I originally put this certification tree together to use as a visual map, which enabled me to see the flow of certifications in specific areas that I found interesting.  It also would help me see the succession of classes, labs, job experience etc. I would need to work in a specific field or at a specific job level (Senior Network Engineer).

The map was a good reminder that as I perused www.dice.com looking for a specific job description and it stated you needed to be an “RHCE,” there were prerequisite certifications and experience I should work on first to eventually get to that level of skill if I expected to qualify for that job.

3. The third diagram is how you would use a career map. This is my career, mapped out as an example. As you can see from this diagram the certs and degrees highlighted in yellow are ones I have completed over the last 20 years of my career, I put the “Professional Education” piece in the center of the diagram because over my career I completed my education in parallel with certifications that I was working on. Something to note, from this diagram you can see I started with two of the three basic certs (Security+, Network+, CCENT) and then moved into the Network Engineer track first.
As a network engineer I did my Cisco certifications then proceeded to learn operating systems. I found doing the Cisco certifications first actually helped me because I understood how networks were put together, how data flows in enterprise networks and had a good understanding of protocols before I got into specific operating systems.
As I gained more experience and started to manage teams I became very interested in doing network penetration testing so I started working on certifications in the Hacking & Pentesting group. After completing several of those certifications I had close to ten years of experience working on enterprise IT networks and knew I had enough experience to qualify for the CISSP certification so I decided to work on it in the Information Security group……..
The main point to note looking at this diagram is that I worked on both sides in multiple areas, many of these changes were directed by changes in my employment. However, many of the certifications in the different fields of experience were actually selected by me because of research into specific job descriptions.
I did much of this research joining organizations such as ISSA or ISACA to better understand the different fields of IT and Information Security and while talking with members I would sometimes find a job that sounded interesting.

Once I found an interesting job I would access job boards like www.Monster.com or www.Dice.com and look for a job descriptions that matched the job I was interested in. Reading the description I would annotate the experience required and any required certifications. I would use this information as a blueprint to build my “Cyber Career Map” and then assess where I was currently on this map and what I still needed to complete if I wanted that particular job.

I found over time, as I educated myself on my career field, I would see particular skills become mandatory if you expected to work in a specific job and with this knowledge I would adjust my career map and reassess any outstanding skillsets or experience I was missing.

In conclusion, the main thing to keep in mind with all of the information I have provided is that starting on this path will take time, you will not be a cybersecurity professional overnight. Many of you may already have some experience and education and you are looking to go to the next level. For that I say continue your education.

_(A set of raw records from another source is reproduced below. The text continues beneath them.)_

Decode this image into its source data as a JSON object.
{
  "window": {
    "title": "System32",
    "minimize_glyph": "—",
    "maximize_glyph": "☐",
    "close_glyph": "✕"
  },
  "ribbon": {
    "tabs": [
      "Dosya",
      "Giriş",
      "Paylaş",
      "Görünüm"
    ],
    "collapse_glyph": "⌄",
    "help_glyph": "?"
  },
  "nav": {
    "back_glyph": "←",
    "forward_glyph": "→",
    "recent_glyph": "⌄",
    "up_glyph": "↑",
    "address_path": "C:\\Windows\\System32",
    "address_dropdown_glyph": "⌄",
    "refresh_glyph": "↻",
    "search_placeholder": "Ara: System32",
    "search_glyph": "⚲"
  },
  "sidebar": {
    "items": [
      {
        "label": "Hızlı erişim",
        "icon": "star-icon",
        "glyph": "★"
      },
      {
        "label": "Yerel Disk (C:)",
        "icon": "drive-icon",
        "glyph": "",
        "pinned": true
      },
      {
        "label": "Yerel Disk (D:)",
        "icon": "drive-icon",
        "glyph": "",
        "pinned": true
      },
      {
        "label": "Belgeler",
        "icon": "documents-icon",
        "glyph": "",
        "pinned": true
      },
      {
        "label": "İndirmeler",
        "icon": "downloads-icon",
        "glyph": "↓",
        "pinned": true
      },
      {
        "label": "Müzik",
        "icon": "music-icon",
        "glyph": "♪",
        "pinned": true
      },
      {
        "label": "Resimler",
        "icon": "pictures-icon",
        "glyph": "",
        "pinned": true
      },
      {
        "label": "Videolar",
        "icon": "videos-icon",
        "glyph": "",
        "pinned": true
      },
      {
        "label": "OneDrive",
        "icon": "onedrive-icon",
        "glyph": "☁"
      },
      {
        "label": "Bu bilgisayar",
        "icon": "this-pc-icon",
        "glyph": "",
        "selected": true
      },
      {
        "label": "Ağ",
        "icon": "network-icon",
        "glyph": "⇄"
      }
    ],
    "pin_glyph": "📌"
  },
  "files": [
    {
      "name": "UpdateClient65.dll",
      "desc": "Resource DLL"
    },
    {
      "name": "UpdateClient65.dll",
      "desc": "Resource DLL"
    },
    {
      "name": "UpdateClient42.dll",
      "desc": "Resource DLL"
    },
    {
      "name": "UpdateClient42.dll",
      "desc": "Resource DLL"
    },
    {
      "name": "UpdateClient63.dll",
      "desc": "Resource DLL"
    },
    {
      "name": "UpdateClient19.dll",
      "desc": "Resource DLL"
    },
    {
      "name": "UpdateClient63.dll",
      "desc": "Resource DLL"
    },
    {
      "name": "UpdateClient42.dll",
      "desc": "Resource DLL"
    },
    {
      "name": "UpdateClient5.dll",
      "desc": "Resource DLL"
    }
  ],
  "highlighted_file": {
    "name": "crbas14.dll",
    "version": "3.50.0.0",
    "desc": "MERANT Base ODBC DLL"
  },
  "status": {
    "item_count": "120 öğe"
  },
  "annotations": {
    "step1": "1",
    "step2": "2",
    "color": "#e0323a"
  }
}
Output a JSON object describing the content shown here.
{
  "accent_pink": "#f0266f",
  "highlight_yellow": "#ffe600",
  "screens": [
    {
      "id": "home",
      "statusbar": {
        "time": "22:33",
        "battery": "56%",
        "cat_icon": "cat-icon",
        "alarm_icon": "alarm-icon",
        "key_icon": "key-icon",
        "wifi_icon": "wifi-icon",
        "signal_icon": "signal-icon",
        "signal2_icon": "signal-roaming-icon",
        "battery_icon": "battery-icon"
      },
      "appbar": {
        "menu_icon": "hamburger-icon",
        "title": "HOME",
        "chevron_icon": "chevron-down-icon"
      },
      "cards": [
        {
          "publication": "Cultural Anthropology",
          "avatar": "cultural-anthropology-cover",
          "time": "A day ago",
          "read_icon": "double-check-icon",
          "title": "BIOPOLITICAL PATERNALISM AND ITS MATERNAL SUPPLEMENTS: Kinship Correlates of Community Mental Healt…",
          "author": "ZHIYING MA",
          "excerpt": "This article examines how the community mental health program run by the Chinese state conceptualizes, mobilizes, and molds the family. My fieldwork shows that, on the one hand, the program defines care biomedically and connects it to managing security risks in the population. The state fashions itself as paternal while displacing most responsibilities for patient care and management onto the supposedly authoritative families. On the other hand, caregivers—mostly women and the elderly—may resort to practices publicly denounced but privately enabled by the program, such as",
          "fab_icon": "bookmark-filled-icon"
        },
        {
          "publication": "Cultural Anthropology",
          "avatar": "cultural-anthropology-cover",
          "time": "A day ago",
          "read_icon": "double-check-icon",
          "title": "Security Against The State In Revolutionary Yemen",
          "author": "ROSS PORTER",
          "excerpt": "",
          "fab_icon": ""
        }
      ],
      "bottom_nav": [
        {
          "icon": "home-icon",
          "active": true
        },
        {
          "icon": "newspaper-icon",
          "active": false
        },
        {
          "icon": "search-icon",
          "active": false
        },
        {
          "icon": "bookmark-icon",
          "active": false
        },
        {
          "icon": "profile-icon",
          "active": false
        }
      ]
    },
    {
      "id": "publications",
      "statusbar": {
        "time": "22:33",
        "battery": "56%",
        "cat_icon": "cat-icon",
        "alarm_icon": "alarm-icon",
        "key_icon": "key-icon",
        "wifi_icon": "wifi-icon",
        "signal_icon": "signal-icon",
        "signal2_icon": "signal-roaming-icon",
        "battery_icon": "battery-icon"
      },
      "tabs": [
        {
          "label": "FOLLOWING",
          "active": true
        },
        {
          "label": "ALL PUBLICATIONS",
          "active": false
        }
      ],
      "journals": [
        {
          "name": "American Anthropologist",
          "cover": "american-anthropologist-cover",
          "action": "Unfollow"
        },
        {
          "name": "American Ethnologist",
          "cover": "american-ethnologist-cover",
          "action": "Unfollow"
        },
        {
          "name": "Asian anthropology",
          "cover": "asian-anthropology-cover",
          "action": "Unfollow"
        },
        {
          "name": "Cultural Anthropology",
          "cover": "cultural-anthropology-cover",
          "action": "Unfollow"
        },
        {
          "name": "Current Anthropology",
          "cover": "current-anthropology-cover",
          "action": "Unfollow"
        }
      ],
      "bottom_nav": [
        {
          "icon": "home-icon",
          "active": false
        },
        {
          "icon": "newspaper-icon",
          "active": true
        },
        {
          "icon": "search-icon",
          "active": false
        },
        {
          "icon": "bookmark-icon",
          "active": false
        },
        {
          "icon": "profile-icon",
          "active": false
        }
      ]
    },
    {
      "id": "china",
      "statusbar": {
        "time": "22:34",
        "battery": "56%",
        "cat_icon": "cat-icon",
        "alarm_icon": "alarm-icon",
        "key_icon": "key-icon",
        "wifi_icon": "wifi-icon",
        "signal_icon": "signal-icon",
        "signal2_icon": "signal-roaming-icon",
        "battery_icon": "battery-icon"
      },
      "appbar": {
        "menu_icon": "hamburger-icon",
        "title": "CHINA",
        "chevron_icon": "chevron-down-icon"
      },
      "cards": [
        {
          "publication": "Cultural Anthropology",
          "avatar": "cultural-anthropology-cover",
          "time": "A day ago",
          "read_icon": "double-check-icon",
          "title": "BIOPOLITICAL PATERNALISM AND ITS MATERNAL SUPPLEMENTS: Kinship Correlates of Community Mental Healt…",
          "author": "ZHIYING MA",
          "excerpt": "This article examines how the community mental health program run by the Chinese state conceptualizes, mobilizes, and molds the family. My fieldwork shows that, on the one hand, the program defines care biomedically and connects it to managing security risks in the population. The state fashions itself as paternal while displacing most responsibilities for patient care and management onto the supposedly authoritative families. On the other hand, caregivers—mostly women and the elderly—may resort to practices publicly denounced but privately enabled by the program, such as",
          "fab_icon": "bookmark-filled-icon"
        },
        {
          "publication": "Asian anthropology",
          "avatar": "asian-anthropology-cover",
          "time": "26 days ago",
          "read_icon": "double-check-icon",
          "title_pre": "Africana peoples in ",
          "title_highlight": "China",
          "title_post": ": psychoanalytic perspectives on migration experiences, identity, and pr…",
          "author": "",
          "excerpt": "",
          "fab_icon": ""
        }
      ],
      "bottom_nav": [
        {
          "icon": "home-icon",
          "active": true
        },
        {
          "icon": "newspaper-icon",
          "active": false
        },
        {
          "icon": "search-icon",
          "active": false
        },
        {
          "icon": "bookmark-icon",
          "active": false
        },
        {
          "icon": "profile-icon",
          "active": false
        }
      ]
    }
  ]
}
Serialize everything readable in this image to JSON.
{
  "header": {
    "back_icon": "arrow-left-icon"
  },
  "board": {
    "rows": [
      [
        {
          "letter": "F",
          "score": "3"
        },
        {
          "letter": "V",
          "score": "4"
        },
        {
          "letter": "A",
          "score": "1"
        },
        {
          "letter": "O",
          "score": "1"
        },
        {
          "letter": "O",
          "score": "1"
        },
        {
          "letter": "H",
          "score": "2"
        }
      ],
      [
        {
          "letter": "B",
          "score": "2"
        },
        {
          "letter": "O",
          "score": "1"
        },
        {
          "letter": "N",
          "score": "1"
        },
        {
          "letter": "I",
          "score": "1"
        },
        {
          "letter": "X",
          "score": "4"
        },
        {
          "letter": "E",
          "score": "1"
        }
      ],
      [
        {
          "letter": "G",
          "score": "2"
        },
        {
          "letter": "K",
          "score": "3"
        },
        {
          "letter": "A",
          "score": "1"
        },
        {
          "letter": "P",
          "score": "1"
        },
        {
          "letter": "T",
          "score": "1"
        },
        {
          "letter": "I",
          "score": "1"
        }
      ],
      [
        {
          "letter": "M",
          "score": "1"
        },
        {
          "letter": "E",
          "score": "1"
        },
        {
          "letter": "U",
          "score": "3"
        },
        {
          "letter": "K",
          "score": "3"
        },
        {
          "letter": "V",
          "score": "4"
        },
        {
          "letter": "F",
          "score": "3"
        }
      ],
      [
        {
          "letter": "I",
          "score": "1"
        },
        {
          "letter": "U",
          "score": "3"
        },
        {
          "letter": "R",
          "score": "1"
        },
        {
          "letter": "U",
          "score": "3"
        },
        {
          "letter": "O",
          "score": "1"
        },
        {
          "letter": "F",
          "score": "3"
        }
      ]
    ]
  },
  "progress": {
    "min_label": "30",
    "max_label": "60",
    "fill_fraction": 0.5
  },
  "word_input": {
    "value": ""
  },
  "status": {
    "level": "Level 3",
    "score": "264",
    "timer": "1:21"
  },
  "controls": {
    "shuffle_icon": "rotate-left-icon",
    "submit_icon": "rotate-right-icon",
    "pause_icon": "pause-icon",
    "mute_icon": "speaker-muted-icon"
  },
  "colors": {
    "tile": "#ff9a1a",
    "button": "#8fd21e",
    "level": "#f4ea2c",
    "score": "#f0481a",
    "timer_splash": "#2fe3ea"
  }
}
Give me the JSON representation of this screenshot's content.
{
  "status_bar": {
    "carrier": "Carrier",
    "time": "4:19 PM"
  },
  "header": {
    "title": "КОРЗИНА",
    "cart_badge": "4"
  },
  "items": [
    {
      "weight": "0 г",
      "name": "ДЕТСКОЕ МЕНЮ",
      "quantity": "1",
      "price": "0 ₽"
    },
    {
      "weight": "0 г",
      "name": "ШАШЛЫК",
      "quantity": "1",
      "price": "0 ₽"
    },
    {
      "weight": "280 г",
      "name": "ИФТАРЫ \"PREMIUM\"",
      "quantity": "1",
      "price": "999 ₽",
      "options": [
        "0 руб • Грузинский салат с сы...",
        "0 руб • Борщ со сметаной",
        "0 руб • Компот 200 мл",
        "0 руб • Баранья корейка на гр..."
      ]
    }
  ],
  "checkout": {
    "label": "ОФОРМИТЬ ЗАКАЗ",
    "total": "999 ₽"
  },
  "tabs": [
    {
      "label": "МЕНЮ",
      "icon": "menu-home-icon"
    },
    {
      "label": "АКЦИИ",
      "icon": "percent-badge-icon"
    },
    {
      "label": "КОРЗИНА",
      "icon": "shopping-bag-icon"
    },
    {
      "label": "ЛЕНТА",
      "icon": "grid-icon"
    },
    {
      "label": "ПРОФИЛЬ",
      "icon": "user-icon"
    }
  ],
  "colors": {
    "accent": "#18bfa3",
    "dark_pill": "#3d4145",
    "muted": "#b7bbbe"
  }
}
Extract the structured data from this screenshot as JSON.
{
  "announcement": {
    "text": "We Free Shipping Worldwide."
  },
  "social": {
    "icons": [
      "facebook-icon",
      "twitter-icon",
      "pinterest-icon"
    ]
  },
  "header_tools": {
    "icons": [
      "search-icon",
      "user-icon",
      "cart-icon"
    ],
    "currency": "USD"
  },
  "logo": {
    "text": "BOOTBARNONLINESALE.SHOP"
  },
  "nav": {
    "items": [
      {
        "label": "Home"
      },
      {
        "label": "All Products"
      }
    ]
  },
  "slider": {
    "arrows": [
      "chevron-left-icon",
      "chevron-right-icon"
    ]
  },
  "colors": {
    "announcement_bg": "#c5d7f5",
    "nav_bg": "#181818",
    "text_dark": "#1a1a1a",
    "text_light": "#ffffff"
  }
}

I would also recommend you get some handson experience in building some computers or networks (hardware or virtual), play with some operating systems, volunteer at some nonprofits. Big thing to remember is don’t quit, make sure you go to some of the IT meetings at your local IT organizations and network with people there and ask for their advice.

Who would they recommend you go to for experience, how did they get their experience and training  these are questions you need to just keep asking until you find answers that are right for you, then adjust your Cyber Career Map and keep moving forward.

I hope this has been useful and it is of some value to you, take care of yourself and welcome to the world of Cyber Security!